3. Battling complexity and inertia by matching minigrid projects and cold storage development in the same place at the same time: Our modeling shows that with the right pricing structure, a project could still be not just viable but attractive. But there is an additional challenge: bringing a minigrid developer, a cold storage operator (with the right technology) and an agricultural trader together in the same place at the same time. This is no small task. We know: We tried it during our recent program, supported by the Rockefeller Foundation, which aimed to identify exciting ag-energy opportunities in sub-Saharan Africa. Unfortunately, matching all three players proved to be an elusive goal within the time constraints of our program.
Both the cold storage industry and the minigrid sector in Africa are nascent, so there are relatively few potential partners and commissioned sites operating today. Agribusinesses need to be persuaded to operate their cold rooms off-grid, where such activities have traditionally been unfeasible and where operations are more difficult. There isn’t a wide array of matchmaking opportunities and, in our experience, agribusinesses were reluctant to partner with minigrid operators – even when our program offered them a substantial discount as we strove to demonstrate this concept.
What does the future hold for cold storage/minigrid partnerships?
We believe this opportunity is exciting, but our modeling and practical experience shows why it is also not straightforward. Attractive-looking theoretical demand profiles do not automatically translate into knock-out IRR impacts.
But the challenges are surmountable. Good data is needed, along with thoughtful analysis and agreement on pricing, before tackling practical obstacles and logistics. Larger-scale efforts to promote this pairing – with integrated regional planning backed by public and philanthropic subsidies, and technical assistance to help get the ball rolling – can help overcome the obstacles and unlock the potential of cold storage/minigrid partnerships.
If you’re a minigrid developer, or if you care about boosting the income-generating capacity of rural energy projects, consider this potential and reach out to us to discuss what we found in our modeling exercise: We’d be happy to share the details of the different scenarios we explored. While these will only give you a theoretical view of what’s possible, we hope that this potential inspires you to give these partnerships a try in the real world. If you do, please tell us how it goes.

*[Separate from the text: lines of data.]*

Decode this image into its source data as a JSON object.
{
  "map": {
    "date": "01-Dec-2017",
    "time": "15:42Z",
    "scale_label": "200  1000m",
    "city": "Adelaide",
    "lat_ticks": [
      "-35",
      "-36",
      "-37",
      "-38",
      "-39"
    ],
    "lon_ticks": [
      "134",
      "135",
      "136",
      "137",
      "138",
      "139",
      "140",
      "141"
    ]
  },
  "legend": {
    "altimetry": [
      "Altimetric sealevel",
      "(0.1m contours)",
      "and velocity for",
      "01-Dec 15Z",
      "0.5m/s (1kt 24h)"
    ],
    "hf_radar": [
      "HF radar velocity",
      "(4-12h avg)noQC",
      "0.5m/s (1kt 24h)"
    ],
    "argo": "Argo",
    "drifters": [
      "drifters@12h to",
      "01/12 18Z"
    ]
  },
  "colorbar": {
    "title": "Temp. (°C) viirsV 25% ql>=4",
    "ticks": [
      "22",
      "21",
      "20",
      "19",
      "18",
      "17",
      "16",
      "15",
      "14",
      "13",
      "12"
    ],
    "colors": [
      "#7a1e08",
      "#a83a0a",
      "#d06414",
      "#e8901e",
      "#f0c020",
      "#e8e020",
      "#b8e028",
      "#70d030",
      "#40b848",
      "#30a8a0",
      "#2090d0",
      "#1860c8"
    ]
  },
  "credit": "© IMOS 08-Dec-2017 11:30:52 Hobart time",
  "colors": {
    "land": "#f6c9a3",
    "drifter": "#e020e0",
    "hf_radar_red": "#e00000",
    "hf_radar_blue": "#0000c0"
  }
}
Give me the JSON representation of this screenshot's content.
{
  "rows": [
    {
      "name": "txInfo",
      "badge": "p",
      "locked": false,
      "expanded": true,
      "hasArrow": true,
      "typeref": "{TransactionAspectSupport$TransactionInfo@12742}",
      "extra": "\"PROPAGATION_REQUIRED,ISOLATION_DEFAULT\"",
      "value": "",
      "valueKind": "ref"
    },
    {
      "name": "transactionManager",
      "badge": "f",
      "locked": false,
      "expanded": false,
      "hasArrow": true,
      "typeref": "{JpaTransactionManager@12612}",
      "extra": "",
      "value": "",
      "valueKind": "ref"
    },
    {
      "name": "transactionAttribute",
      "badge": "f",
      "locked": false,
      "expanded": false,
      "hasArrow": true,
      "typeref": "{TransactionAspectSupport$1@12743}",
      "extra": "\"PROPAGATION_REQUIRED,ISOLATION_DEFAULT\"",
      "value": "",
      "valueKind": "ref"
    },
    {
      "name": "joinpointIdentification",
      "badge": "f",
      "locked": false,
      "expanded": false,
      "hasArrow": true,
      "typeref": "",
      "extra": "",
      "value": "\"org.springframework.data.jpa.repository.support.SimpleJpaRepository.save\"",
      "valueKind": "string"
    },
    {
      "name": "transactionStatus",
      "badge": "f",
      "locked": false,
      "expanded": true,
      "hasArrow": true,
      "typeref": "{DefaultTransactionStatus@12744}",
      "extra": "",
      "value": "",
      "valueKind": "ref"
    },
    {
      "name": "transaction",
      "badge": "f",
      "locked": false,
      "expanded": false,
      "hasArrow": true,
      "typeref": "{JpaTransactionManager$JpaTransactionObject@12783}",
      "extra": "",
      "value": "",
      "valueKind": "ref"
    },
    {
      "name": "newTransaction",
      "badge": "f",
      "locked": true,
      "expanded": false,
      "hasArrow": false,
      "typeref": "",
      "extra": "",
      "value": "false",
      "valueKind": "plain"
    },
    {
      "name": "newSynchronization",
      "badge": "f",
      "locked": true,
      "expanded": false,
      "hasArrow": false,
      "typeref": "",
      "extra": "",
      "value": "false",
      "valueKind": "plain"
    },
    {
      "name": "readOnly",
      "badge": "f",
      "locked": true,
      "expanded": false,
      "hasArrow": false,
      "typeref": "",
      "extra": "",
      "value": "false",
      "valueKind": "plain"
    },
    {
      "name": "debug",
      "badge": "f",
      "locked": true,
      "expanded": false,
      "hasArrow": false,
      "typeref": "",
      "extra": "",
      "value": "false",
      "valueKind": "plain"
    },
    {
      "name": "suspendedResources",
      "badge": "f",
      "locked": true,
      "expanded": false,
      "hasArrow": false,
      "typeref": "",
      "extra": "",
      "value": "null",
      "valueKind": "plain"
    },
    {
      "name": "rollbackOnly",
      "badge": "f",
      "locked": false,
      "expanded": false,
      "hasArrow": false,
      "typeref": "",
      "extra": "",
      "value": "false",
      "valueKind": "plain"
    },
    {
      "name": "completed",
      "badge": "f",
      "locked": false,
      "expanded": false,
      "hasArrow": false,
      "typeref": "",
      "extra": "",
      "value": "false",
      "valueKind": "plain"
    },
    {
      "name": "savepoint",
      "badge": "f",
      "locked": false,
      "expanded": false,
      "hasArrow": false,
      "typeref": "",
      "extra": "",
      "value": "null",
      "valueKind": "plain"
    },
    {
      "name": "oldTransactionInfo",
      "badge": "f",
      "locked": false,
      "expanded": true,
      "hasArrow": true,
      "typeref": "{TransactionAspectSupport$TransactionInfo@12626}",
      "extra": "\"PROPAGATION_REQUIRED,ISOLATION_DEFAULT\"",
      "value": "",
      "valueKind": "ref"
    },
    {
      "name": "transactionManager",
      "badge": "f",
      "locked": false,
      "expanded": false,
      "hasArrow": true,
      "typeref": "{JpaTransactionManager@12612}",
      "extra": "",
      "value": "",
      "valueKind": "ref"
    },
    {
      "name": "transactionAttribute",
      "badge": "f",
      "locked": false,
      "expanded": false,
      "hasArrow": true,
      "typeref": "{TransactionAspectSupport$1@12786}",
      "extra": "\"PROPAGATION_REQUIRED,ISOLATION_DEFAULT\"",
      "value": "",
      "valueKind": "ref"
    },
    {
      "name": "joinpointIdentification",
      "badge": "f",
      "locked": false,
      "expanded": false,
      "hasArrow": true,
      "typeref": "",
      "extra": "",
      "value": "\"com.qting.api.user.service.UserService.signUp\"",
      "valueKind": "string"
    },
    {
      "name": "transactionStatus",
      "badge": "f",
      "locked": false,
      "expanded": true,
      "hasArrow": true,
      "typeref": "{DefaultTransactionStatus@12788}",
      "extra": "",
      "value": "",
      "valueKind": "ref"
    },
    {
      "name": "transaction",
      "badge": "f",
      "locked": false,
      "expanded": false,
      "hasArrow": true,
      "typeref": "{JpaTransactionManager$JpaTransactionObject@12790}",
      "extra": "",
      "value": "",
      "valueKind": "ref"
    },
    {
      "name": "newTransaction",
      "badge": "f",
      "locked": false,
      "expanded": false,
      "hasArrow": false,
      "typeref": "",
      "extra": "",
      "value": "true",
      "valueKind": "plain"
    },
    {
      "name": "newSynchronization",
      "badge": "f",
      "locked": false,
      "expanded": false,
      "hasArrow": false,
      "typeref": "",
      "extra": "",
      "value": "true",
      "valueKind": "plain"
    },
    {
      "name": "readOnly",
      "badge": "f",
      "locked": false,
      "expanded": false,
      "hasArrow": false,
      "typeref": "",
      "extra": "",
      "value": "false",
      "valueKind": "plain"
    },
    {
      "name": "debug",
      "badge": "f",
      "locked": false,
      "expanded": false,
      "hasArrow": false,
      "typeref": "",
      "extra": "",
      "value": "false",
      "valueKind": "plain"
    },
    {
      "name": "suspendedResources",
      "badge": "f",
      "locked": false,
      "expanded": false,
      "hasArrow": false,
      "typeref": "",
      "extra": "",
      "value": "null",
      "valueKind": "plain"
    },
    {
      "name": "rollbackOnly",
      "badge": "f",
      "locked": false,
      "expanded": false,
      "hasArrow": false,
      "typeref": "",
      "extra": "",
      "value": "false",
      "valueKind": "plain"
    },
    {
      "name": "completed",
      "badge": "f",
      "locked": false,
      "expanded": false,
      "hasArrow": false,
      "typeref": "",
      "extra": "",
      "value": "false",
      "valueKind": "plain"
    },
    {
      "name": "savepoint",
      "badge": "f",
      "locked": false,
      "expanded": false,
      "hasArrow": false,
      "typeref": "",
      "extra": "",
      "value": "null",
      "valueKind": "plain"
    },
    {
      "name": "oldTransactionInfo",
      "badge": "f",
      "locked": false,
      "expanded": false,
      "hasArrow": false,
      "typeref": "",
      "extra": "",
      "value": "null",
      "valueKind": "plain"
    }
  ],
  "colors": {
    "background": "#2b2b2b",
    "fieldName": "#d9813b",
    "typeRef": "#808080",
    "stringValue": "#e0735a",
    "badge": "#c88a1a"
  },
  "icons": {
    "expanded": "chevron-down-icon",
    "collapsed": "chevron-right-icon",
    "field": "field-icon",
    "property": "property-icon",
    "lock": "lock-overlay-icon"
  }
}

Seth Silverman is a Principal and Tom Chaplin is Project Manager at Factor[e] Ventures.
Photo courtesy of Ministry of Environment – Rwanda.
- Agriculture, Energy